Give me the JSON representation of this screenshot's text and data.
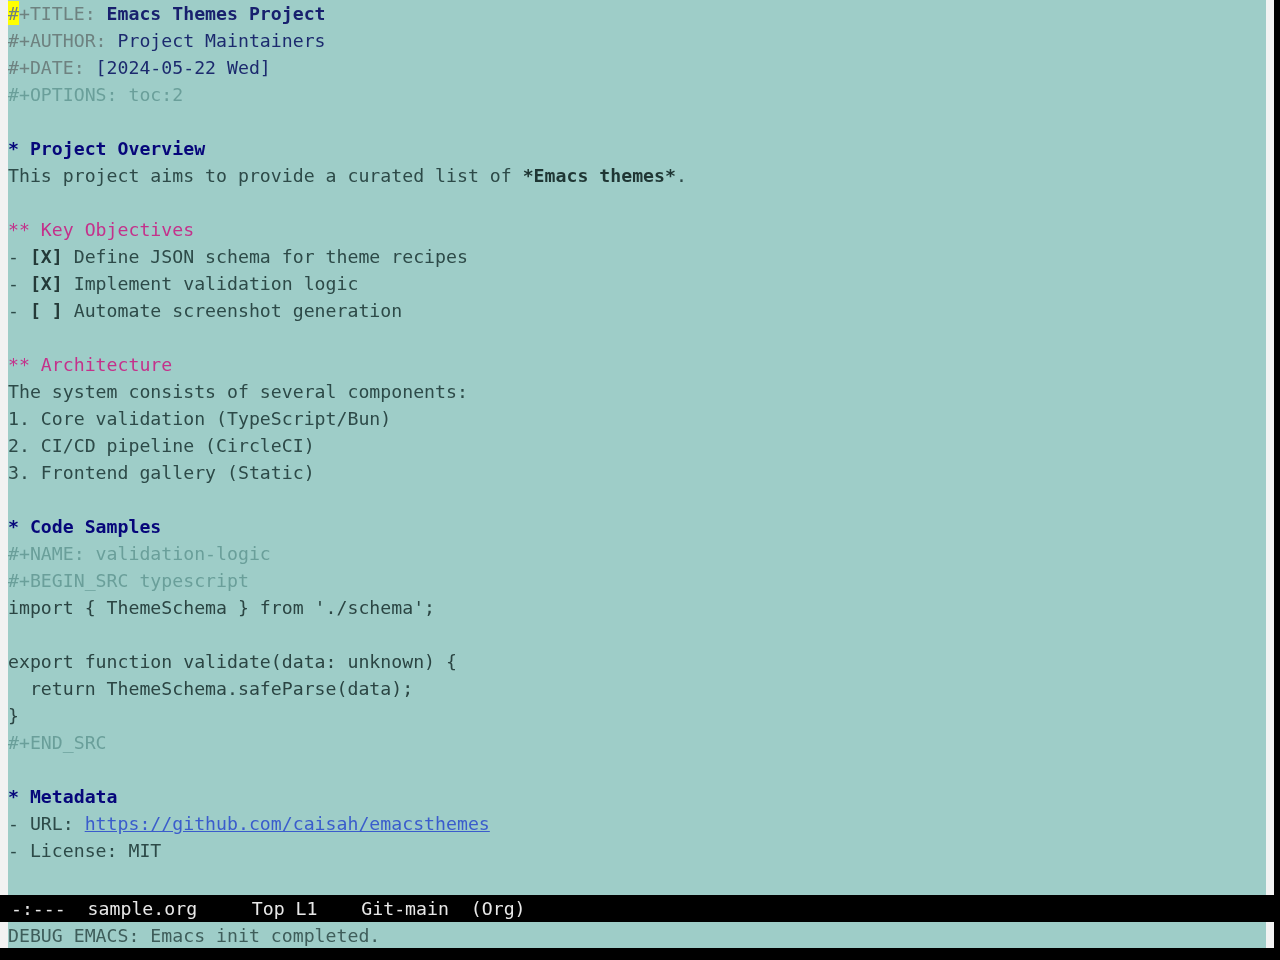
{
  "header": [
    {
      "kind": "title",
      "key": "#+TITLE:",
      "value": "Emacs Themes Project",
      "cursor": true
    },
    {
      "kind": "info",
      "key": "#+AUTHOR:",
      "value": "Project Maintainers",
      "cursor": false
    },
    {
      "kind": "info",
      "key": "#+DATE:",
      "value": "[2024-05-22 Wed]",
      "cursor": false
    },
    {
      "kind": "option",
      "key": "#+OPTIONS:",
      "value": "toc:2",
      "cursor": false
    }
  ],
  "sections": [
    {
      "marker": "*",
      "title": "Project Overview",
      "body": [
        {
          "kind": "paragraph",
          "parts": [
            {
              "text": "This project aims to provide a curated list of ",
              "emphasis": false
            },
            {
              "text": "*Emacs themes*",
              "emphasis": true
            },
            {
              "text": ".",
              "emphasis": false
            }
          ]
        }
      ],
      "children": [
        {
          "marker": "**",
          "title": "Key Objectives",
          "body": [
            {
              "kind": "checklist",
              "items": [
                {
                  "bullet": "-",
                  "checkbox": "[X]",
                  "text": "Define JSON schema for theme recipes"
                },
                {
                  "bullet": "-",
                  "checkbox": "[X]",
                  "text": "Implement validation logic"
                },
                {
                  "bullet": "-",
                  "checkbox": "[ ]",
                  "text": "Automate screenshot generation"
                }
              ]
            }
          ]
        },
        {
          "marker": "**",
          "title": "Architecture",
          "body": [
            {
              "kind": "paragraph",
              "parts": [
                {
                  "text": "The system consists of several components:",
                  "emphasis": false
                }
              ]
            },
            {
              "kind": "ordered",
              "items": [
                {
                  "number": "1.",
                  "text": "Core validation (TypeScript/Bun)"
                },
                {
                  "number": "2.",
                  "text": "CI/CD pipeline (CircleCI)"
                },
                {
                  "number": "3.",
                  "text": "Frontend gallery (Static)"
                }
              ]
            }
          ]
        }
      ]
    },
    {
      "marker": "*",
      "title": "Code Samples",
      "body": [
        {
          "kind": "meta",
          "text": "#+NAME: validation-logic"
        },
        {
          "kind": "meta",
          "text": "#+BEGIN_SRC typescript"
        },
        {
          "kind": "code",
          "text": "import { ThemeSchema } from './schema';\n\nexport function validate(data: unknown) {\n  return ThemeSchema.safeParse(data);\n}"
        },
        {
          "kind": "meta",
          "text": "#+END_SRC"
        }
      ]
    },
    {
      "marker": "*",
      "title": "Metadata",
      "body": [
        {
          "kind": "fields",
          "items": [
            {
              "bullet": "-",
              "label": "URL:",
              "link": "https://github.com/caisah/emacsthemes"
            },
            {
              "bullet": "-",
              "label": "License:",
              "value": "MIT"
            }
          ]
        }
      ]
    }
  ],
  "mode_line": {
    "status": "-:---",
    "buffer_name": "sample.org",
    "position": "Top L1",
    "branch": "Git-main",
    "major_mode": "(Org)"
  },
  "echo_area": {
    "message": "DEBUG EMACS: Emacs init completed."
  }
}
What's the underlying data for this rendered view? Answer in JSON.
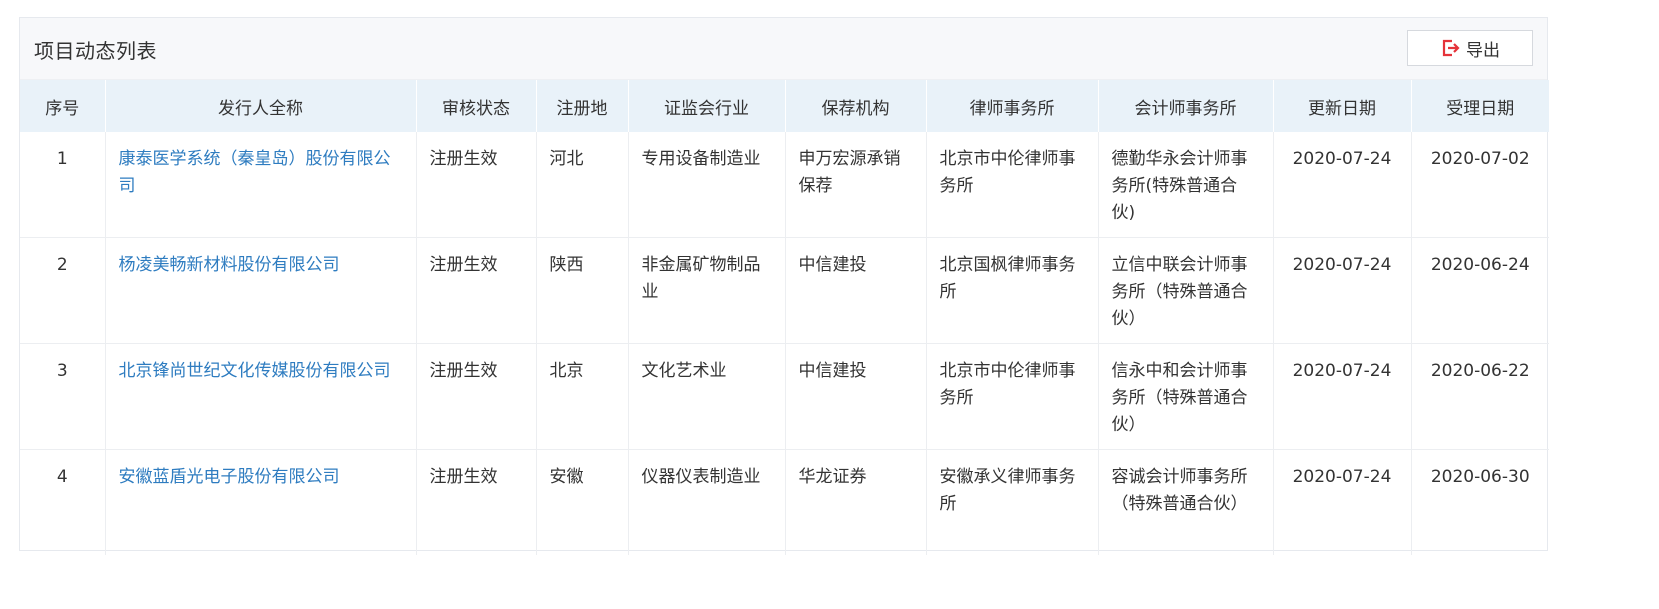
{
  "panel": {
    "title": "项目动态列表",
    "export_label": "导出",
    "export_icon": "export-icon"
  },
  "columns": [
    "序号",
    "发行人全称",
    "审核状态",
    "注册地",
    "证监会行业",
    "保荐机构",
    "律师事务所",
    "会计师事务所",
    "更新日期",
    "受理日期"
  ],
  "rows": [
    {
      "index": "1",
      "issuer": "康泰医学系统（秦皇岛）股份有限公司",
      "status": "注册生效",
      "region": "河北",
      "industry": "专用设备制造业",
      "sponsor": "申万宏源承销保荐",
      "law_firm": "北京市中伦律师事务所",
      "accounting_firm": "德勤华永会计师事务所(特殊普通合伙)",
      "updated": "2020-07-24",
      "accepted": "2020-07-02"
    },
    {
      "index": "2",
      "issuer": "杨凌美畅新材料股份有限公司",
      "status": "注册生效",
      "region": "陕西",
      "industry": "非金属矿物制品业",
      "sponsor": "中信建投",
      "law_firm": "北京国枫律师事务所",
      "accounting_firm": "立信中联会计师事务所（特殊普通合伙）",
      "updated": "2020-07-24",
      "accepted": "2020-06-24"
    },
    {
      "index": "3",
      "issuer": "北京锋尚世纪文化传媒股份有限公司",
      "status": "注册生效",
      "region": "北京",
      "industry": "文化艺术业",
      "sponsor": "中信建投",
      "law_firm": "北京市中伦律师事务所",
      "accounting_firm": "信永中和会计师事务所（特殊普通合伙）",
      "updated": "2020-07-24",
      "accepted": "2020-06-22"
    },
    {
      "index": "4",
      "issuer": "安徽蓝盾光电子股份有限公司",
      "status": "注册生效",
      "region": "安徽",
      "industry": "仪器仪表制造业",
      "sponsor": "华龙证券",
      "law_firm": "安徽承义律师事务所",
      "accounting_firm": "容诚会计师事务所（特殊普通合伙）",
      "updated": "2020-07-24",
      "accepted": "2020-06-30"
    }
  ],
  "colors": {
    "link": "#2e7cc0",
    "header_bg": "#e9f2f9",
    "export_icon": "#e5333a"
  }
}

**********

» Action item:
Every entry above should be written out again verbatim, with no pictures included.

» Response:
Give me the JSON representation of this screenshot's text and data.
{
  "header": [
    {
      "kind": "title",
      "key": "#+TITLE:",
      "value": "Emacs Themes Project",
      "cursor": true
    },
    {
      "kind": "info",
      "key": "#+AUTHOR:",
      "value": "Project Maintainers",
      "cursor": false
    },
    {
      "kind": "info",
      "key": "#+DATE:",
      "value": "[2024-05-22 Wed]",
      "cursor": false
    },
    {
      "kind": "option",
      "key": "#+OPTIONS:",
      "value": "toc:2",
      "cursor": false
    }
  ],
  "sections": [
    {
      "marker": "*",
      "title": "Project Overview",
      "body": [
        {
          "kind": "paragraph",
          "parts": [
            {
              "text": "This project aims to provide a curated list of ",
              "emphasis": false
            },
            {
              "text": "*Emacs themes*",
              "emphasis": true
            },
            {
              "text": ".",
              "emphasis": false
            }
          ]
        }
      ],
      "children": [
        {
          "marker": "**",
          "title": "Key Objectives",
          "body": [
            {
              "kind": "checklist",
              "items": [
                {
                  "bullet": "-",
                  "checkbox": "[X]",
                  "text": "Define JSON schema for theme recipes"
                },
                {
                  "bullet": "-",
                  "checkbox": "[X]",
                  "text": "Implement validation logic"
                },
                {
                  "bullet": "-",
                  "checkbox": "[ ]",
                  "text": "Automate screenshot generation"
                }
              ]
            }
          ]
        },
        {
          "marker": "**",
          "title": "Architecture",
          "body": [
            {
              "kind": "paragraph",
              "parts": [
                {
                  "text": "The system consists of several components:",
                  "emphasis": false
                }
              ]
            },
            {
              "kind": "ordered",
              "items": [
                {
                  "number": "1.",
                  "text": "Core validation (TypeScript/Bun)"
                },
                {
                  "number": "2.",
                  "text": "CI/CD pipeline (CircleCI)"
                },
                {
                  "number": "3.",
                  "text": "Frontend gallery (Static)"
                }
              ]
            }
          ]
        }
      ]
    },
    {
      "marker": "*",
      "title": "Code Samples",
      "body": [
        {
          "kind": "meta",
          "text": "#+NAME: validation-logic"
        },
        {
          "kind": "meta",
          "text": "#+BEGIN_SRC typescript"
        },
        {
          "kind": "code",
          "text": "import { ThemeSchema } from './schema';\n\nexport function validate(data: unknown) {\n  return ThemeSchema.safeParse(data);\n}"
        },
        {
          "kind": "meta",
          "text": "#+END_SRC"
        }
      ]
    },
    {
      "marker": "*",
      "title": "Metadata",
      "body": [
        {
          "kind": "fields",
          "items": [
            {
              "bullet": "-",
              "label": "URL:",
              "link": "https://github.com/caisah/emacsthemes"
            },
            {
              "bullet": "-",
              "label": "License:",
              "value": "MIT"
            }
          ]
        }
      ]
    }
  ],
  "mode_line": {
    "status": "-:---",
    "buffer_name": "sample.org",
    "position": "Top L1",
    "branch": "Git-main",
    "major_mode": "(Org)"
  },
  "echo_area": {
    "message": "DEBUG EMACS: Emacs init completed."
  }
}
What's the underlying data for this rendered view? Answer in JSON.
{
  "panel": {
    "title": "项目动态列表",
    "export_label": "导出",
    "export_icon": "export-icon"
  },
  "columns": [
    "序号",
    "发行人全称",
    "审核状态",
    "注册地",
    "证监会行业",
    "保荐机构",
    "律师事务所",
    "会计师事务所",
    "更新日期",
    "受理日期"
  ],
  "rows": [
    {
      "index": "1",
      "issuer": "康泰医学系统（秦皇岛）股份有限公司",
      "status": "注册生效",
      "region": "河北",
      "industry": "专用设备制造业",
      "sponsor": "申万宏源承销保荐",
      "law_firm": "北京市中伦律师事务所",
      "accounting_firm": "德勤华永会计师事务所(特殊普通合伙)",
      "updated": "2020-07-24",
      "accepted": "2020-07-02"
    },
    {
      "index": "2",
      "issuer": "杨凌美畅新材料股份有限公司",
      "status": "注册生效",
      "region": "陕西",
      "industry": "非金属矿物制品业",
      "sponsor": "中信建投",
      "law_firm": "北京国枫律师事务所",
      "accounting_firm": "立信中联会计师事务所（特殊普通合伙）",
      "updated": "2020-07-24",
      "accepted": "2020-06-24"
    },
    {
      "index": "3",
      "issuer": "北京锋尚世纪文化传媒股份有限公司",
      "status": "注册生效",
      "region": "北京",
      "industry": "文化艺术业",
      "sponsor": "中信建投",
      "law_firm": "北京市中伦律师事务所",
      "accounting_firm": "信永中和会计师事务所（特殊普通合伙）",
      "updated": "2020-07-24",
      "accepted": "2020-06-22"
    },
    {
      "index": "4",
      "issuer": "安徽蓝盾光电子股份有限公司",
      "status": "注册生效",
      "region": "安徽",
      "industry": "仪器仪表制造业",
      "sponsor": "华龙证券",
      "law_firm": "安徽承义律师事务所",
      "accounting_firm": "容诚会计师事务所（特殊普通合伙）",
      "updated": "2020-07-24",
      "accepted": "2020-06-30"
    }
  ],
  "colors": {
    "link": "#2e7cc0",
    "header_bg": "#e9f2f9",
    "export_icon": "#e5333a"
  }
}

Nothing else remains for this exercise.